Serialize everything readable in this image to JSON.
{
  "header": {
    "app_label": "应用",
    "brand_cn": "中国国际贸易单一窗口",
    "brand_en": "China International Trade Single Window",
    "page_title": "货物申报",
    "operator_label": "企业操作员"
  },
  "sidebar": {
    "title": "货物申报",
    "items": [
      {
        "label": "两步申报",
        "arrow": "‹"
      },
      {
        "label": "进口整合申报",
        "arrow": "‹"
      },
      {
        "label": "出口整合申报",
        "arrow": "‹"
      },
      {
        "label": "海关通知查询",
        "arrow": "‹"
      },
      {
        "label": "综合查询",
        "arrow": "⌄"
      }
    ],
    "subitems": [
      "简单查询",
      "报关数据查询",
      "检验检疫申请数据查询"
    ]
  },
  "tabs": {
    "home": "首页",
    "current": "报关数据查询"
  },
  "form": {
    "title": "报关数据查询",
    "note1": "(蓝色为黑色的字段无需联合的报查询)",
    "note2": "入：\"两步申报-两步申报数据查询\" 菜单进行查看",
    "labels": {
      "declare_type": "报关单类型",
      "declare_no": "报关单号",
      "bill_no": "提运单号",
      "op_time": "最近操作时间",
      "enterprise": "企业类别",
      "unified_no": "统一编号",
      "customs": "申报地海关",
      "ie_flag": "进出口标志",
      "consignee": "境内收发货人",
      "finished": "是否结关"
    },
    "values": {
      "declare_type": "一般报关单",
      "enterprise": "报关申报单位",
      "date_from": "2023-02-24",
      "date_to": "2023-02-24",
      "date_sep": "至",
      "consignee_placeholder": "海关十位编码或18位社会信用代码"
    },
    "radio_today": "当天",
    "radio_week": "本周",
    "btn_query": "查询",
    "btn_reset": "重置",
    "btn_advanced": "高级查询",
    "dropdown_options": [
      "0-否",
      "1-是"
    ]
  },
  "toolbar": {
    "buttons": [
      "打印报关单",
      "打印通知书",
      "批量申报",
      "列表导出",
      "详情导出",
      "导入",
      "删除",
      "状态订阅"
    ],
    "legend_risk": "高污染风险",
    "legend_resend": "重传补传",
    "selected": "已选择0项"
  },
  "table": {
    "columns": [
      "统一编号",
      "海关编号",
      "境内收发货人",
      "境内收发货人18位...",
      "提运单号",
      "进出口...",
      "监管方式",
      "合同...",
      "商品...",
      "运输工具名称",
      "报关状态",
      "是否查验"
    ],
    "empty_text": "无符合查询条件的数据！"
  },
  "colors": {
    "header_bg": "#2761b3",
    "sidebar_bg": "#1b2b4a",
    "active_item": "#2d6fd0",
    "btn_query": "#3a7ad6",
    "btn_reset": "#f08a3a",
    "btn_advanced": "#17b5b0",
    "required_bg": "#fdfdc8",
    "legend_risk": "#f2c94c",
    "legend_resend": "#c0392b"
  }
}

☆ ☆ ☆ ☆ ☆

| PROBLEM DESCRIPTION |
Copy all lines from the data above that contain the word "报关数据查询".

| ANSWER SPACE |
      "报关数据查询",
    "current": "报关数据查询"
    "title": "报关数据查询",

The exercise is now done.